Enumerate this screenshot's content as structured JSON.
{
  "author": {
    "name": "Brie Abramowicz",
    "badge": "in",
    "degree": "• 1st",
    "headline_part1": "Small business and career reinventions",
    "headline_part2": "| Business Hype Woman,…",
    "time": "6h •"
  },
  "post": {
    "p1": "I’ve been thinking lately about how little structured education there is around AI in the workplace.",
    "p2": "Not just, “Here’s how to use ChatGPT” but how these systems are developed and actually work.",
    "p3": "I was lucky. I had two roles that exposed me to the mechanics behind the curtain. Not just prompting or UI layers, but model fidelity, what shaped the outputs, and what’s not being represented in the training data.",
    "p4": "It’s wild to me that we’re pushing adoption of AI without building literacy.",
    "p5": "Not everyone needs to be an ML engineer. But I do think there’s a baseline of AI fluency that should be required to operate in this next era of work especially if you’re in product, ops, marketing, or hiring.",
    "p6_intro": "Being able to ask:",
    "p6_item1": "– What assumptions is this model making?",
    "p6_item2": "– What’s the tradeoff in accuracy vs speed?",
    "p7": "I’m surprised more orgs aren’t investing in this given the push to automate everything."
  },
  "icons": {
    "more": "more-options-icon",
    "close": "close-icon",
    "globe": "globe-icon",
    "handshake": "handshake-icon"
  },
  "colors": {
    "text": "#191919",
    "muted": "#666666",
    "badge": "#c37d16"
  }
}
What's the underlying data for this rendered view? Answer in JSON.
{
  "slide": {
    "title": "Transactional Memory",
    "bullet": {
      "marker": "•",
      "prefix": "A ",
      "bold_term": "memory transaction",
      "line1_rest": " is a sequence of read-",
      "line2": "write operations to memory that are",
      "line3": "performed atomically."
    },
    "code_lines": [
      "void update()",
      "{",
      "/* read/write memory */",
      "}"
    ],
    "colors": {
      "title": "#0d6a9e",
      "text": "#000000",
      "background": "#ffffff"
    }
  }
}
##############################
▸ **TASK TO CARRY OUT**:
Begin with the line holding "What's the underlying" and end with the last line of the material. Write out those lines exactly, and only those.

▸ **YOUR SOLUTION**:
What's the underlying data for this rendered view? Answer in JSON.
{
  "slide": {
    "title": "Transactional Memory",
    "bullet": {
      "marker": "•",
      "prefix": "A ",
      "bold_term": "memory transaction",
      "line1_rest": " is a sequence of read-",
      "line2": "write operations to memory that are",
      "line3": "performed atomically."
    },
    "code_lines": [
      "void update()",
      "{",
      "/* read/write memory */",
      "}"
    ],
    "colors": {
      "title": "#0d6a9e",
      "text": "#000000",
      "background": "#ffffff"
    }
  }
}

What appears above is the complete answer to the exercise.